(Page and application data records)
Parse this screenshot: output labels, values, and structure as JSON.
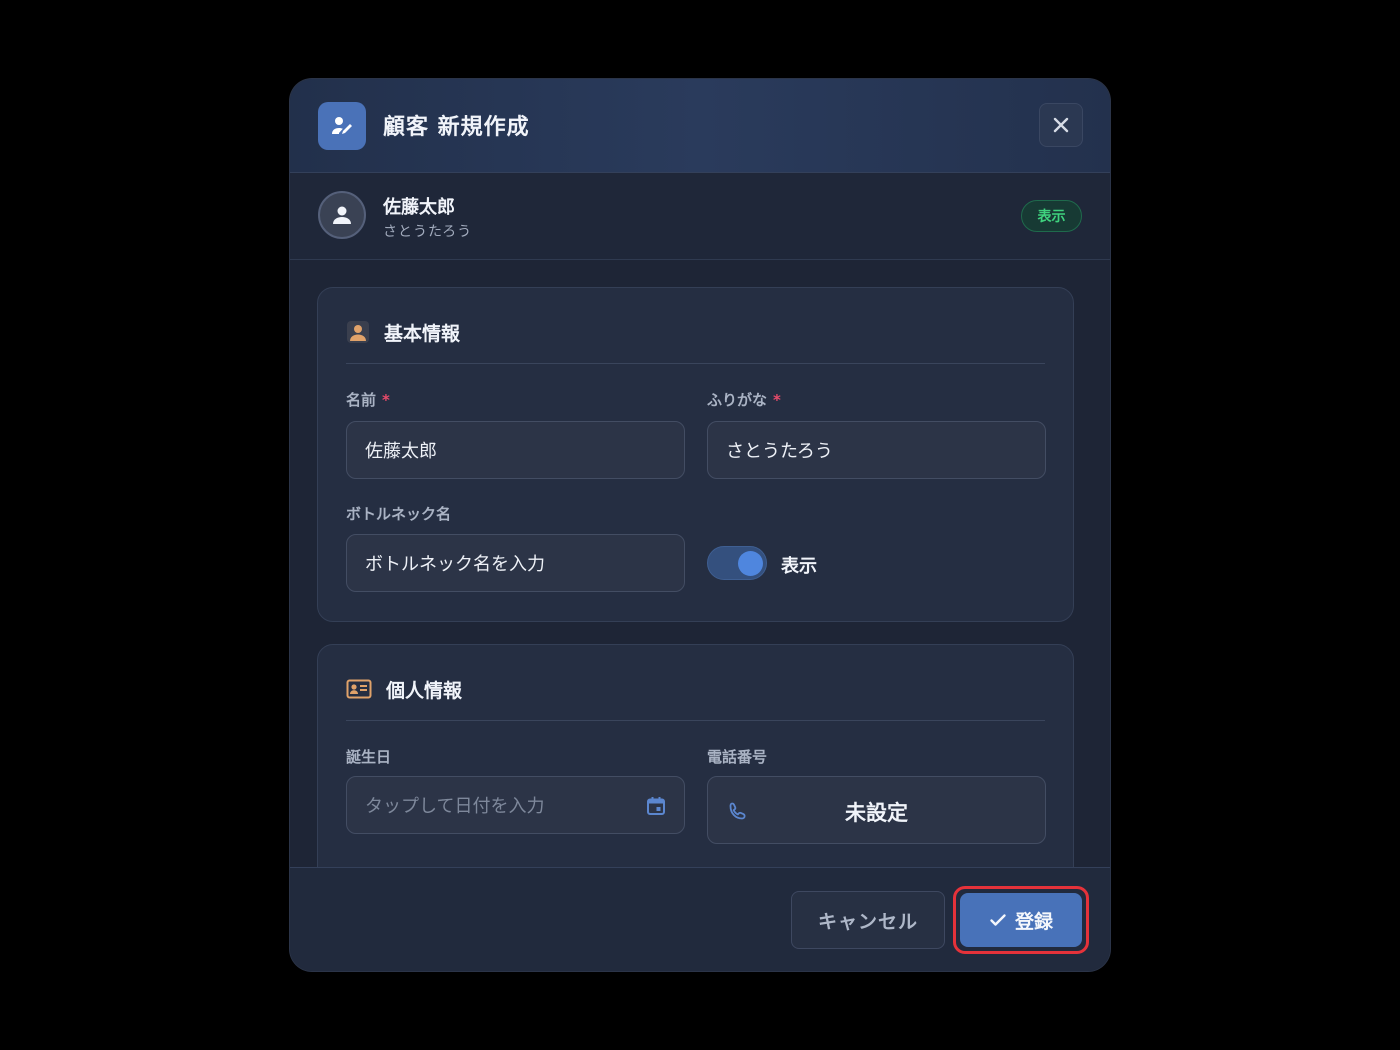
{
  "header": {
    "title": "顧客 新規作成",
    "icon": "user-edit-icon",
    "close_icon": "close-icon"
  },
  "customer": {
    "name": "佐藤太郎",
    "kana": "さとうたろう",
    "badge": "表示",
    "avatar_icon": "user-icon"
  },
  "basic_info": {
    "title": "基本情報",
    "icon": "person-icon",
    "name_label": "名前",
    "name_required": "*",
    "name_value": "佐藤太郎",
    "kana_label": "ふりがな",
    "kana_required": "*",
    "kana_value": "さとうたろう",
    "bottle_label": "ボトルネック名",
    "bottle_placeholder": "ボトルネック名を入力",
    "toggle_label": "表示",
    "toggle_on": true
  },
  "personal_info": {
    "title": "個人情報",
    "icon": "id-card-icon",
    "birthday_label": "誕生日",
    "birthday_placeholder": "タップして日付を入力",
    "phone_label": "電話番号",
    "phone_value": "未設定"
  },
  "footer": {
    "cancel_label": "キャンセル",
    "submit_label": "登録"
  },
  "colors": {
    "accent": "#4872b9",
    "badge_green": "#3fd27e",
    "required": "#e94b6b",
    "highlight": "#e5323a"
  }
}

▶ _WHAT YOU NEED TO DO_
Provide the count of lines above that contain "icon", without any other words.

▶ _OUTPUT_
5